Tuberville isn’t even the only former head coach this week to get call out on their Anti-Black views. Newly fired Northwestern University head coach, Pat Fitzgerald was recently accused of fostering a racist team environment for Black and brown players.
As we previously reported, the Daily Northwestern published the accounts of three former players who claimed they were part of a football program with “a certain culture of enabling racism and other microaggressions.”
Specifically, Fitzgerald is accused of lending preferential treatment to white players and ordering Black players with dreadlocks and other Black hairstyles to change their looks to comply with “the Wildcat way,” a reference to the team mascot. A familiar refrain from Fitzgerald was that he wanted the Black players to have “good, clean American fun” in ways that were not imposed on white players, including allowing them to have long hair, the former players said.
If you’re a Black parent who has a son with aspirations of playing college football make sure you do your due diligence on these head coaches, because they will be a part of shaping that young man’s future.
Below we’ve listed other notable instances of football coaches who were accused of being anti-Black.
The post Notable Times Football Coaches Were Accused Of Being Anti-Black appeared first on NewsOne.
Notable Times Football Coaches Were Accused Of Being Anti-Black was originally published on newsone.com
1. Mark Taylor
Footage surfaced showing Mark Taylor, a middle school teacher and coach for Houston County Schools, using extremely racist language and dropping the “N-word” multiple times. The videos were shared after Taylor himself posted them.
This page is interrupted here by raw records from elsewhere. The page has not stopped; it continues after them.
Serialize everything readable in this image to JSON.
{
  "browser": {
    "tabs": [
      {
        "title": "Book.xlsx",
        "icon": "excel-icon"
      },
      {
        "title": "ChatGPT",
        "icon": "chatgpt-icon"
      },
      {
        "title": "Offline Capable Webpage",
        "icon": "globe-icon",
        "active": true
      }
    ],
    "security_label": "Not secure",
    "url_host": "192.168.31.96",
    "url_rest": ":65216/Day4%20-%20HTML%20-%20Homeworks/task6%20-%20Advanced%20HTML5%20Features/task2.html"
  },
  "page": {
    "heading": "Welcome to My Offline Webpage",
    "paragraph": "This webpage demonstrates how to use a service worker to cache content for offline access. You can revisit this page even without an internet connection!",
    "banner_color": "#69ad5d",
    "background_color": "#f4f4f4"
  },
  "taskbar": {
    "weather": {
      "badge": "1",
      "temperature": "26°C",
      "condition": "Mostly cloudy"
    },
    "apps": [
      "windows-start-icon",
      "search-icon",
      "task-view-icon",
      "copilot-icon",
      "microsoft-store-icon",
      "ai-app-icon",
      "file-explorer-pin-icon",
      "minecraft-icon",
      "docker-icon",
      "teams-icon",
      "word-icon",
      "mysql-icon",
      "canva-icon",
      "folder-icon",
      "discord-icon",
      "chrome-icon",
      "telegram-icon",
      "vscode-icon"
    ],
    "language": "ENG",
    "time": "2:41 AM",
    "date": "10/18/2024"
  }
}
He was fired and banished from the county in 2007, the same year he pleaded guilty to a felony charge of influencing a witness and was accused of stalking and harassing his ex-fiancée
2. Dabo SwinneySource:Getty
Clemson University head football coach Dabo Swinney was accused by two former players who are Black of using the N-word in a negative reference to rap music being played in the locker room. Notably, Swinney is still Clemson’s head coach.
3. Danny PearmanSource:Getty
Clemson assistant coach Danny Pearman was forced to apologize in 2020 after social media got wind that he had a racial slur while in an argument with a player during a practice in 2017. Pearman allegedly heard players using the N-word and tried to use it back.
4. Liberty University
In 2020, two Black football players at Liberty University, Kei’Trel Clark and Tayvion Land, transferred because of alleged “racial insensitivity” and “cultural incompetence” in the program and on campus. Just two weeks later women’s basketball player Asia Todd announced she was transferring, also citing “racial insensitivities” at the school. No specific coach was mentioned in this story, but we still thought it was worth a note.
5. Chris Doyle
In 2021, Chris Doyle was fired as the Jacksonville Jaguars’ strength coach after more than a dozen former players said he bullied and discriminated against them during his time at Iowa. An independent investigation later found that the football program’s rules, “perpetuated racial and culture biases and diminished the value of cultural diversity.”
6. Gary Patterson
In 2020, former TCU football coach Gary Patterson allegedly used a racial slur while instructing players to stop using the word during meetings. The incident led to a group of players skipping practice including Dylan Jordan, who called coach Patterson out on Twitter for using the slur.
Coach Patterson took to his personal Twitter the next day apologizing to his players.
“I apologize for the use of a word that, in any context, is unacceptable. I have always encouraged our players to do better and be better and I must live by the same standards,” he wrote in a post.